::: RECORDS PROVIDED

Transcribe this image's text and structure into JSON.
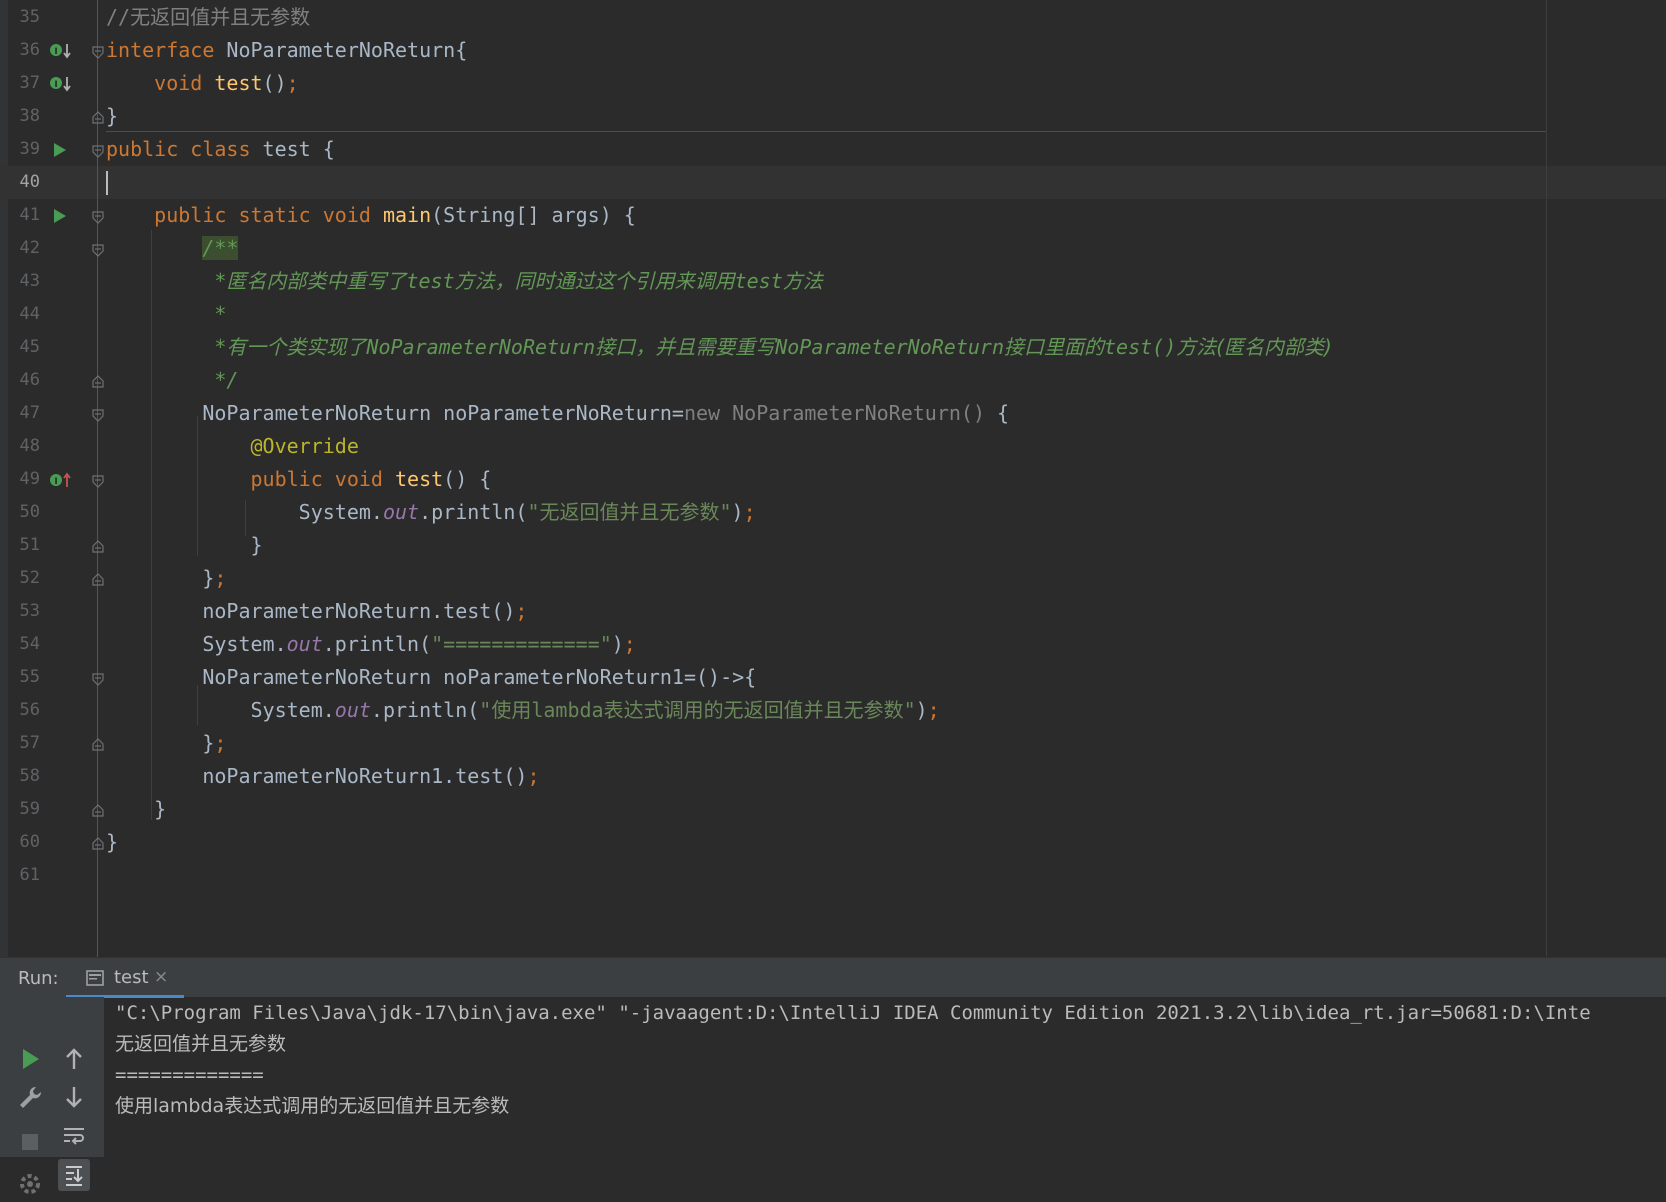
{
  "editor": {
    "lines": [
      {
        "num": "35",
        "parts": [
          {
            "t": "//",
            "c": "lc"
          },
          {
            "t": "无返回值并且无参数",
            "c": "lc cn"
          }
        ]
      },
      {
        "num": "36",
        "parts": [
          {
            "t": "interface ",
            "c": "kw"
          },
          {
            "t": "NoParameterNoReturn{",
            "c": ""
          }
        ]
      },
      {
        "num": "37",
        "parts": [
          {
            "t": "    void ",
            "c": "kw"
          },
          {
            "t": "test",
            "c": "fn"
          },
          {
            "t": "()",
            "c": ""
          },
          {
            "t": ";",
            "c": "sc"
          }
        ]
      },
      {
        "num": "38",
        "parts": [
          {
            "t": "}",
            "c": ""
          }
        ]
      },
      {
        "num": "39",
        "parts": [
          {
            "t": "public class ",
            "c": "kw"
          },
          {
            "t": "test {",
            "c": ""
          }
        ]
      },
      {
        "num": "40",
        "parts": []
      },
      {
        "num": "41",
        "parts": [
          {
            "t": "    public static void ",
            "c": "kw"
          },
          {
            "t": "main",
            "c": "fn"
          },
          {
            "t": "(String[] args) {",
            "c": ""
          }
        ]
      },
      {
        "num": "42",
        "parts": [
          {
            "t": "        ",
            "c": ""
          },
          {
            "t": "/**",
            "c": "doc hl"
          }
        ]
      },
      {
        "num": "43",
        "parts": [
          {
            "t": "         *",
            "c": "doc"
          },
          {
            "t": "匿名内部类中重写了",
            "c": "doc cn"
          },
          {
            "t": "test",
            "c": "doc"
          },
          {
            "t": "方法，同时通过这个引用来调用",
            "c": "doc cn"
          },
          {
            "t": "test",
            "c": "doc"
          },
          {
            "t": "方法",
            "c": "doc cn"
          }
        ]
      },
      {
        "num": "44",
        "parts": [
          {
            "t": "         *",
            "c": "doc"
          }
        ]
      },
      {
        "num": "45",
        "parts": [
          {
            "t": "         *",
            "c": "doc"
          },
          {
            "t": "有一个类实现了",
            "c": "doc cn"
          },
          {
            "t": "NoParameterNoReturn",
            "c": "doc"
          },
          {
            "t": "接口，并且需要重写",
            "c": "doc cn"
          },
          {
            "t": "NoParameterNoReturn",
            "c": "doc"
          },
          {
            "t": "接口里面的",
            "c": "doc cn"
          },
          {
            "t": "test()",
            "c": "doc"
          },
          {
            "t": "方法(匿名内部类)",
            "c": "doc cn"
          }
        ]
      },
      {
        "num": "46",
        "parts": [
          {
            "t": "         */",
            "c": "doc"
          }
        ]
      },
      {
        "num": "47",
        "parts": [
          {
            "t": "        NoParameterNoReturn noParameterNoReturn=",
            "c": ""
          },
          {
            "t": "new NoParameterNoReturn()",
            "c": "gray"
          },
          {
            "t": " {",
            "c": ""
          }
        ]
      },
      {
        "num": "48",
        "parts": [
          {
            "t": "            @Override",
            "c": "ann"
          }
        ]
      },
      {
        "num": "49",
        "parts": [
          {
            "t": "            public void ",
            "c": "kw"
          },
          {
            "t": "test",
            "c": "fn"
          },
          {
            "t": "() {",
            "c": ""
          }
        ]
      },
      {
        "num": "50",
        "parts": [
          {
            "t": "                System.",
            "c": ""
          },
          {
            "t": "out",
            "c": "fld"
          },
          {
            "t": ".println(",
            "c": ""
          },
          {
            "t": "\"",
            "c": "str"
          },
          {
            "t": "无返回值并且无参数",
            "c": "str cn"
          },
          {
            "t": "\"",
            "c": "str"
          },
          {
            "t": ")",
            "c": ""
          },
          {
            "t": ";",
            "c": "sc"
          }
        ]
      },
      {
        "num": "51",
        "parts": [
          {
            "t": "            }",
            "c": ""
          }
        ]
      },
      {
        "num": "52",
        "parts": [
          {
            "t": "        }",
            "c": ""
          },
          {
            "t": ";",
            "c": "sc"
          }
        ]
      },
      {
        "num": "53",
        "parts": [
          {
            "t": "        noParameterNoReturn.test()",
            "c": ""
          },
          {
            "t": ";",
            "c": "sc"
          }
        ]
      },
      {
        "num": "54",
        "parts": [
          {
            "t": "        System.",
            "c": ""
          },
          {
            "t": "out",
            "c": "fld"
          },
          {
            "t": ".println(",
            "c": ""
          },
          {
            "t": "\"=============\"",
            "c": "str"
          },
          {
            "t": ")",
            "c": ""
          },
          {
            "t": ";",
            "c": "sc"
          }
        ]
      },
      {
        "num": "55",
        "parts": [
          {
            "t": "        NoParameterNoReturn noParameterNoReturn1=()->{",
            "c": ""
          }
        ]
      },
      {
        "num": "56",
        "parts": [
          {
            "t": "            System.",
            "c": ""
          },
          {
            "t": "out",
            "c": "fld"
          },
          {
            "t": ".println(",
            "c": ""
          },
          {
            "t": "\"",
            "c": "str"
          },
          {
            "t": "使用",
            "c": "str cn"
          },
          {
            "t": "lambda",
            "c": "str"
          },
          {
            "t": "表达式调用的无返回值并且无参数",
            "c": "str cn"
          },
          {
            "t": "\"",
            "c": "str"
          },
          {
            "t": ")",
            "c": ""
          },
          {
            "t": ";",
            "c": "sc"
          }
        ]
      },
      {
        "num": "57",
        "parts": [
          {
            "t": "        }",
            "c": ""
          },
          {
            "t": ";",
            "c": "sc"
          }
        ]
      },
      {
        "num": "58",
        "parts": [
          {
            "t": "        noParameterNoReturn1.test()",
            "c": ""
          },
          {
            "t": ";",
            "c": "sc"
          }
        ]
      },
      {
        "num": "59",
        "parts": [
          {
            "t": "    }",
            "c": ""
          }
        ]
      },
      {
        "num": "60",
        "parts": [
          {
            "t": "}",
            "c": ""
          }
        ]
      },
      {
        "num": "61",
        "parts": []
      }
    ]
  },
  "run": {
    "title": "Run:",
    "tab_label": "test",
    "tab_close": "×",
    "output": [
      "\"C:\\Program Files\\Java\\jdk-17\\bin\\java.exe\" \"-javaagent:D:\\IntelliJ IDEA Community Edition 2021.3.2\\lib\\idea_rt.jar=50681:D:\\Inte",
      "无返回值并且无参数",
      "=============",
      "使用lambda表达式调用的无返回值并且无参数"
    ]
  },
  "colors": {
    "background": "#2b2b2b",
    "keyword": "#cc7832",
    "method": "#ffc66d",
    "doc_comment": "#629755",
    "string": "#6a8759",
    "field": "#9876aa",
    "annotation": "#bbb529",
    "tab_underline": "#4a88c7"
  },
  "icons": {
    "gutter_36": "implemented-down-icon",
    "gutter_37": "implemented-down-icon",
    "gutter_39": "run-gutter-icon",
    "gutter_41": "run-gutter-icon",
    "gutter_49": "implements-up-icon",
    "toolbar": [
      "rerun-icon",
      "wrench-icon",
      "stop-icon",
      "settings-icon",
      "scroll-up-icon",
      "scroll-down-icon",
      "soft-wrap-icon",
      "scroll-to-end-icon"
    ]
  }
}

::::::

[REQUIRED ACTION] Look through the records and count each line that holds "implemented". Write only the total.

[RESPONSE BELOW] 2